SDG&E And Firefighters Brace For A Rough Fire Season

Traditionally, fire season in Southern California ran from about the beginning of May through the end of November. But not anymore. Last year, for example, the Lilac Fire that swept through large parts of Bonsall, charring about 4,100 acres and destroying 157 structures, was sparked on the morning of Dec. 7. “It really is a year-round season,” said Cal Fire and County Fire Authority Chief Tony Mecham.

A Former Lawn Sets The Stage For A Wildflower Super Bloom In Woodland Hills

California’s super bloom hasn’t materialized the way it did last spring, but that hasn’t stopped Woodland Hills homeowners Ron Gales and Andrea Fields from enjoying a spectacular wildflower bloom of their own. Walking up to the house in springtime, it’s hard to believe the landscape was “an ugly lawn filled with weeds” when they purchased the home in 2009.

GRACE-FO Will Help Monitor Droughts

You may not notice water in the ground under your feet, but it plays an important role in keeping you alive. Plants draw water from soil into their roots and use it to grow. If there’s not enough, the resulting drought may have impacts that spread across local water supplies, regional agriculture and even international food prices. NASA’s Gravity Recovery and Climate Experiment (GRACE) mission was the first satellite system to directly measure global changes in the water stored underground in the world’s largest aquifers. GRACE Follow-On, scheduled to launch this month, will continue this important task.

The 318-foot-tall Olivenhain Dam in North County is a major component of the Water Authority’s Emergency and Carryover Storage Project. The dam added 24,000 acre-feet of water storage capacity. Golden Watchdog Award

Water Authority Project Named ‘Golden Watchdog Award’ Finalist

San Diego, Calif. – The San Diego County Taxpayers Association named the San Diego County Water Authority’s Emergency & Carryover Storage Project as a finalist for its prestigious “Regional Golden Watchdog Award” in the 23rd annual Golden Watchdog and Fleece Awards.

The “Goldens” recognize the best and worst in local government spending, decision-making, and efficiency. Winners will be announced at the sold-out #Goldens awards dinner on Thursday, May 17. The Taxpayers Association (@sdcta) is a non-profit, non-partisan organization, dedicated to promoting accountable, cost-effective and efficient government.

“We’re very excited to recognize the good work done this year,” said Haney Hong, President and CEO of the Taxpayers Association. “The Golden Awards Dinner is a great time to acknowledge local government’s biggest achievements and also the flops from the past year.

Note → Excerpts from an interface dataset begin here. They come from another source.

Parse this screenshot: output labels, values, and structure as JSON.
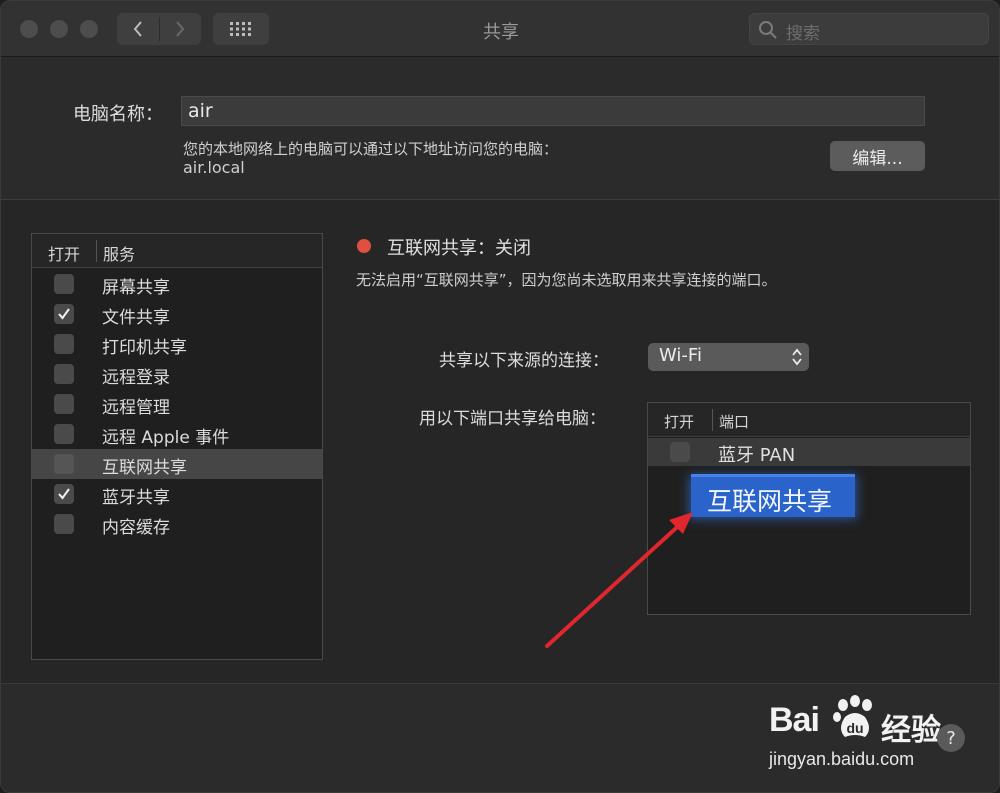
{
  "window": {
    "title": "共享"
  },
  "search": {
    "placeholder": "搜索"
  },
  "computer_name": {
    "label": "电脑名称：",
    "value": "air",
    "description": "您的本地网络上的电脑可以通过以下地址访问您的电脑：",
    "address": "air.local",
    "edit_label": "编辑..."
  },
  "services": {
    "header_on": "打开",
    "header_service": "服务",
    "items": [
      {
        "label": "屏幕共享",
        "checked": false
      },
      {
        "label": "文件共享",
        "checked": true
      },
      {
        "label": "打印机共享",
        "checked": false
      },
      {
        "label": "远程登录",
        "checked": false
      },
      {
        "label": "远程管理",
        "checked": false
      },
      {
        "label": "远程 Apple 事件",
        "checked": false
      },
      {
        "label": "互联网共享",
        "checked": false,
        "selected": true
      },
      {
        "label": "蓝牙共享",
        "checked": true
      },
      {
        "label": "内容缓存",
        "checked": false
      }
    ]
  },
  "detail": {
    "status": "互联网共享：关闭",
    "status_color": "#e0503f",
    "message": "无法启用“互联网共享”，因为您尚未选取用来共享连接的端口。",
    "from_label": "共享以下来源的连接：",
    "from_value": "Wi-Fi",
    "to_label": "用以下端口共享给电脑：",
    "ports": {
      "header_on": "打开",
      "header_port": "端口",
      "items": [
        {
          "label": "蓝牙 PAN",
          "checked": false
        }
      ]
    },
    "dragged_item": "互联网共享"
  },
  "watermark": {
    "logo": "Bai",
    "logo_cn": "经验",
    "url": "jingyan.baidu.com"
  },
  "help": {
    "label": "?"
  },
  "colors": {
    "accent": "#2a63c9",
    "annotation_arrow": "#e0262e"
  }
}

We appreciate all the elected officials and notable San Diegans who come from across the region to participate in this event.”

In 2016, the Water Authority and Poseidon Water received the Grand Golden Watchdog from the Taxpayers Association for the Carlsbad Desalination Project for “stretching taxpayer dollars through cooperation between the public and private sectors.”

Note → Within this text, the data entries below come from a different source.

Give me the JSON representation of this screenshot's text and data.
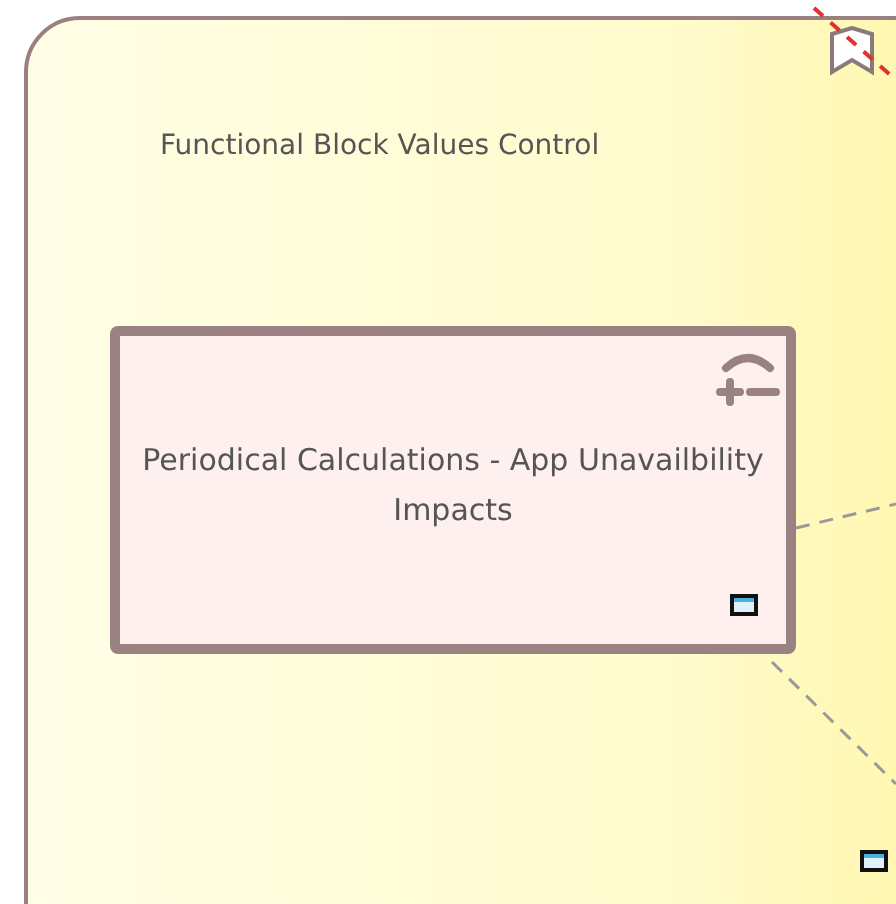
{
  "container": {
    "title": "Functional Block Values Control"
  },
  "block": {
    "title": "Periodical Calculations - App Unavailbility Impacts"
  }
}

This year, the Water Authority is up for an award for its Emergency & Carryover Storage Project. The Project is composed of a system of reservoirs, interconnected pipelines, and pumping stations designed to make water available to the San Diego region if imported water deliveries are interrupted. The project added 90,100 acre-feet of water storage capacity for emergency use, and more than 105,000 acre-feet of carryover storage capacity as a hedge against dry years.

The project won an Award of Merit in the 2016 Global Best Projects competition held by the industry publication Engineering News-Record. It was also named Project of the Year by the American Public Works Association, and it won the American Society of Civil Engineers’ 2017 International Outstanding Civil Engineering Achievement Award. For more about the project, click here.

The full list of finalists for the Golden Watchdog Award:

  • San Diego County Water Authority: Emergency and Carryover Storage Project
  • San Diego County Employees Retirement Association: Expense Reductions and Organizational Improvements
  • San Diego Community College District: Props S & N Bond Funds
  • San Dieguito Union High School District & Solana Beach School District: Collaboration During Construction